London, April 2 (IANS) The so called "power poses" - hands pressed to the hips or perhaps leaning back with arms crossed behind the head -- that you witness in your social circles or at work actually demonstrate nothing and are less powerful than we thought.
According to scientists from the University of Zurich in Switzerland, "power poses" affect neither the masculine hormone testosterone, the stress hormone cortisol nor the subjects' actual behaviour.
Earlier research had found that "power poses" or high status gestures are assumed to stimulate both psychological and physiological processes.
Researchers from Harvard Business School concluded in a study in 2010 that "power poses" held for a short time influenced the hormones and the willingness to take financial risks for the subjects participating in the study.
Scientists of the University of Zurich now refute these findings.
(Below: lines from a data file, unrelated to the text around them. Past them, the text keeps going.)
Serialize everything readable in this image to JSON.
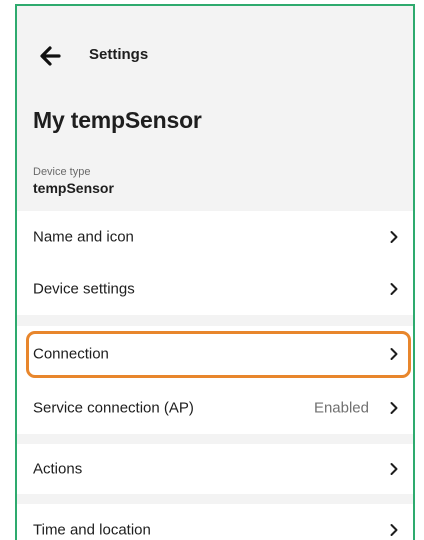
{
  "appbar": {
    "title": "Settings",
    "back_icon": "arrow-left-icon"
  },
  "device": {
    "name": "My tempSensor",
    "type_label": "Device type",
    "type_value": "tempSensor"
  },
  "menu": {
    "name_and_icon": {
      "label": "Name and icon"
    },
    "device_settings": {
      "label": "Device settings"
    },
    "connection": {
      "label": "Connection",
      "highlighted": true
    },
    "service_connection": {
      "label": "Service connection (AP)",
      "value": "Enabled"
    },
    "actions": {
      "label": "Actions"
    },
    "time_and_location": {
      "label": "Time and location"
    }
  },
  "colors": {
    "frame_border": "#2eaa6e",
    "highlight": "#e8862c",
    "page_background": "#f3f3f3"
  }
}
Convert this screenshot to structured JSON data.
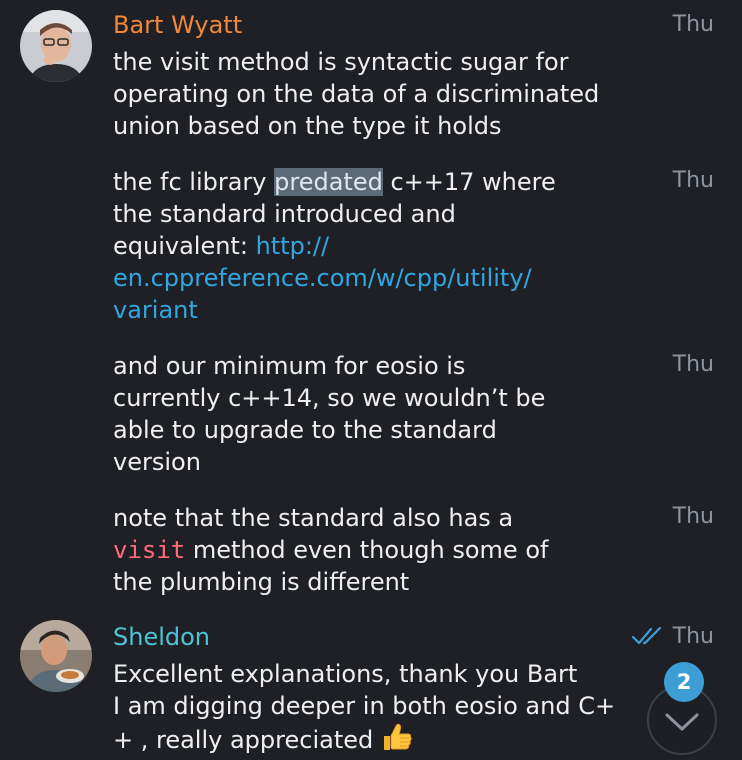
{
  "colors": {
    "background": "#1e2025",
    "bart_name": "#f0873a",
    "sheldon_name": "#4ec3d6",
    "link": "#33a6e0",
    "code": "#ff6b7a",
    "time": "#8d949d",
    "badge": "#3d9ed6"
  },
  "messages": [
    {
      "sender": "Bart Wyatt",
      "time": "Thu",
      "lines": [
        "the visit method is syntactic sugar for",
        "operating on the data of a discriminated",
        "union based on the type it holds"
      ]
    },
    {
      "time": "Thu",
      "line1_before": "the fc library ",
      "line1_highlight": "predated",
      "line1_after": " c++17 where",
      "line2": "the standard introduced and",
      "line3_text": "equivalent: ",
      "link_part1": "http://",
      "link_part2": "en.cppreference.com/w/cpp/utility/",
      "link_part3": "variant"
    },
    {
      "time": "Thu",
      "lines": [
        "and our minimum for eosio is",
        "currently c++14, so we wouldn’t be",
        "able to upgrade to the standard",
        "version"
      ]
    },
    {
      "time": "Thu",
      "line1": "note that the standard also has a",
      "line2_code": "visit",
      "line2_after": " method even though some of",
      "line3": "the plumbing is different"
    },
    {
      "sender": "Sheldon",
      "time": "Thu",
      "read_icon": "double-check-icon",
      "line1": "Excellent explanations, thank you Bart",
      "line2": "I am digging deeper in both eosio and C+",
      "line3": "+ , really appreciated",
      "emoji": "thumbs-up-icon"
    }
  ],
  "scroll_down": {
    "icon": "chevron-down-icon",
    "unread_count": "2"
  }
}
"The main influence of 'power poses' is the fact that subjects realise that they feel more self-confident. We find no proof, however, that this has any effect on their behaviour or their physiology," said study leader Eva Ranehill.
In the study, 102 men and 98 women, most of them students from Zurich, were randomly assigned to take on bodily poses with "much power" or "little power".
The participants completed a task involving their willingness to take on financial risk where they could choose between a fixed monetary sum and a risky lottery game, the same conditions as in the 2010 study at Harvard.
The risky option was a lottery with a 50 percent chance of winning either 10 or zero francs. The fixed option varied from two to seven francs.
In order to assess the effect of the power poses on hormonal levels, two saliva samples from each subject were collected and analysed.
The first saliva sample was taken before the participants had assumed the higher or lower positions and the second at the end of the study, after the behavioural tasks.
"Our study is much more meaningful than the original study, as we have much more data," stated co-author professor Roberto Weber.
"The greater number of subjects in our study makes it much less probable that our results are due to coincidence," he concluded.